__Work required__. An exact copy of the listing is needed, with every line kept.

▼

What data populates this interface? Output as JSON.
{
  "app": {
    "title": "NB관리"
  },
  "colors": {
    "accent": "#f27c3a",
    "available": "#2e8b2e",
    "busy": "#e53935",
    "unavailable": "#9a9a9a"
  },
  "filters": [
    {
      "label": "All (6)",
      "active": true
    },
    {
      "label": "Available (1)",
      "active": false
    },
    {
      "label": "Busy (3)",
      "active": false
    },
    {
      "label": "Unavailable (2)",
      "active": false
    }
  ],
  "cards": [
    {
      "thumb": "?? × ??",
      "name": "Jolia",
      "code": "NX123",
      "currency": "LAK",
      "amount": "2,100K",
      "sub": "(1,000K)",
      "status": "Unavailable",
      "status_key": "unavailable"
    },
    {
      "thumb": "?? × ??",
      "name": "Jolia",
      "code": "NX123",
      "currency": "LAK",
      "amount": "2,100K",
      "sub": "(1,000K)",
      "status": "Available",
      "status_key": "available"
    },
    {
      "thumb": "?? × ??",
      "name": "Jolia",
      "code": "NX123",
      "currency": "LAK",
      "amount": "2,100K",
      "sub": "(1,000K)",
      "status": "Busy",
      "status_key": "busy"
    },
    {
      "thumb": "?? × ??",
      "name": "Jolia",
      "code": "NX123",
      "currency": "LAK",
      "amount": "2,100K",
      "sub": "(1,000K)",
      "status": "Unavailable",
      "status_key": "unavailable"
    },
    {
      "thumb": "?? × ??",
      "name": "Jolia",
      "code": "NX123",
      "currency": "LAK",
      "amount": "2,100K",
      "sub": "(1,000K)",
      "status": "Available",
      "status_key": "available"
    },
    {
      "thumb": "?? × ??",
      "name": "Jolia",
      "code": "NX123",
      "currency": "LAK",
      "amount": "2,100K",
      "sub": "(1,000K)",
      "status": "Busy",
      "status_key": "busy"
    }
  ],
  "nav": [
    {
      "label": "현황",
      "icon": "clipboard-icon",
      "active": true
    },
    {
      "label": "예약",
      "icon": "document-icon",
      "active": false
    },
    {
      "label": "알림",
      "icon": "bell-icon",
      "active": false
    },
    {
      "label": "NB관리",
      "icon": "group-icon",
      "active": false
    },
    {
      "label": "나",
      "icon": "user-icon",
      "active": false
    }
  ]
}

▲

__Your solution__.
What data populates this interface? Output as JSON.
{
  "app": {
    "title": "NB관리"
  },
  "colors": {
    "accent": "#f27c3a",
    "available": "#2e8b2e",
    "busy": "#e53935",
    "unavailable": "#9a9a9a"
  },
  "filters": [
    {
      "label": "All (6)",
      "active": true
    },
    {
      "label": "Available (1)",
      "active": false
    },
    {
      "label": "Busy (3)",
      "active": false
    },
    {
      "label": "Unavailable (2)",
      "active": false
    }
  ],
  "cards": [
    {
      "thumb": "?? × ??",
      "name": "Jolia",
      "code": "NX123",
      "currency": "LAK",
      "amount": "2,100K",
      "sub": "(1,000K)",
      "status": "Unavailable",
      "status_key": "unavailable"
    },
    {
      "thumb": "?? × ??",
      "name": "Jolia",
      "code": "NX123",
      "currency": "LAK",
      "amount": "2,100K",
      "sub": "(1,000K)",
      "status": "Available",
      "status_key": "available"
    },
    {
      "thumb": "?? × ??",
      "name": "Jolia",
      "code": "NX123",
      "currency": "LAK",
      "amount": "2,100K",
      "sub": "(1,000K)",
      "status": "Busy",
      "status_key": "busy"
    },
    {
      "thumb": "?? × ??",
      "name": "Jolia",
      "code": "NX123",
      "currency": "LAK",
      "amount": "2,100K",
      "sub": "(1,000K)",
      "status": "Unavailable",
      "status_key": "unavailable"
    },
    {
      "thumb": "?? × ??",
      "name": "Jolia",
      "code": "NX123",
      "currency": "LAK",
      "amount": "2,100K",
      "sub": "(1,000K)",
      "status": "Available",
      "status_key": "available"
    },
    {
      "thumb": "?? × ??",
      "name": "Jolia",
      "code": "NX123",
      "currency": "LAK",
      "amount": "2,100K",
      "sub": "(1,000K)",
      "status": "Busy",
      "status_key": "busy"
    }
  ],
  "nav": [
    {
      "label": "현황",
      "icon": "clipboard-icon",
      "active": true
    },
    {
      "label": "예약",
      "icon": "document-icon",
      "active": false
    },
    {
      "label": "알림",
      "icon": "bell-icon",
      "active": false
    },
    {
      "label": "NB관리",
      "icon": "group-icon",
      "active": false
    },
    {
      "label": "나",
      "icon": "user-icon",
      "active": false
    }
  ]
}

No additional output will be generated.